With a mere three-ton weight limit, county officials know the Hodgens Bridge needs to be replaced, according to Cessna, who, as executive director of the Washington County Planning Commission, oversees county bridges.

“We’re trying to mitigate the loss of a historic structure,” Cessna said this week.

The new owner can’t buy the bridge and set up a tollbooth. The bridge will have to be moved.

If it’s still standing somewhere next year, the Hodgens Bridge will reach the ripe old age of 130, predating mass production of the automobile.

The sale is being advertised on a PennDOT website until August. If no one’s shopping for a span, the county has permission to demolish it.

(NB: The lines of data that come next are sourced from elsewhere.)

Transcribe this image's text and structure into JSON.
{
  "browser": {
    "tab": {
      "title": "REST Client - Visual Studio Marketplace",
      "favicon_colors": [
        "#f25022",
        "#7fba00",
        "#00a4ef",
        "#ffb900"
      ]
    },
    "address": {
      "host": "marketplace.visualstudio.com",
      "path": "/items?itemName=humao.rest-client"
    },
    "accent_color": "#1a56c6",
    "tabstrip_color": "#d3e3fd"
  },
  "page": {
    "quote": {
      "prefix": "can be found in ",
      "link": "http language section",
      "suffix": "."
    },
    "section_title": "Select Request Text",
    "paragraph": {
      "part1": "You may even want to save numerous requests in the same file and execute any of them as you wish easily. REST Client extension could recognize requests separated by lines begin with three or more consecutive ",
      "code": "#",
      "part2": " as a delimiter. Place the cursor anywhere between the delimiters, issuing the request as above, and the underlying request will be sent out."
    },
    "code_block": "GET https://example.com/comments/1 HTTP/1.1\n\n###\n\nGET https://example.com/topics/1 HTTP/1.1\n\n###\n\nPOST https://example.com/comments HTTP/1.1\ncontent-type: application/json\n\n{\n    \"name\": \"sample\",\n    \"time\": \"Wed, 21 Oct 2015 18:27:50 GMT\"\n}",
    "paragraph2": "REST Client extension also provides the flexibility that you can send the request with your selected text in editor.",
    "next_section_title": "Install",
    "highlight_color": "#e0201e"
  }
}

It’s safe to say it has outlived those who built it. According to the “Historic Bridges” website, Hodgens was constructed by Penn Bridge Co. of Beaver Falls, Beaver County.

“Historic metal truss bridges are an important part of Pennsylvania’s industrial heritage,” wrote Howard Pollman, director for the Pennsylvania Historical and Museum Commission’s external affairs, in response to an email inquiry.

“Unfortunately, modern traffic needs and a lack of maintenance funding have accelerated the loss of these bridges in recent years, with over 50 percent of the population of metal truss bridges being lost since 2001.

“In an effort to preserve these bridges, PennDOT, in concert with the State Historic Preservation Office, have developed a management plan that includes marketing metal truss bridges that can no longer meet the needs of their crossing.”

Interested in both preservation and serving the needs of the modern traveling public, the state Historical and Museum Commission gave Washington County some leeway in dealing with a pair of its old bridges.

The county proposed a deal: It would save the Potter Bridge, also known as the Robinson Run Road Bridge in West Finley Township, and move it to a new walking and biking trail being developed at Cross Creek County Park near West Middletown. The Potter Bridge, built in 1881, is also considered a historic structure.

“We offered to add the Hodgens Bridge to PennDOT’s marketing website in hopes of finding a new owner who could adaptively reuse the bridge,” Pollman wrote.

Washington County agreed and the bridge is currently on the website https://www.paprojectpath.org/penndot-crm/bridges/bridges-fo....

The bridge is referred to as the Walker Hill Road Bridge on the website.

For bridge aficionados, the “Historic Bridges” website describes the Hodgens Bridge as a metal, seven-panel, pin-connected Pratt through truss.

Cessna looked into disassembling the Hodgens Bridge, and, because of its 100-foot length, the cost would be about $700,000.

“That one’s a really big structure,” she said. “If there are no takers, we’re then allowed to demolish it and move on.”

Offers for the bridge are being accepted until Aug. 15.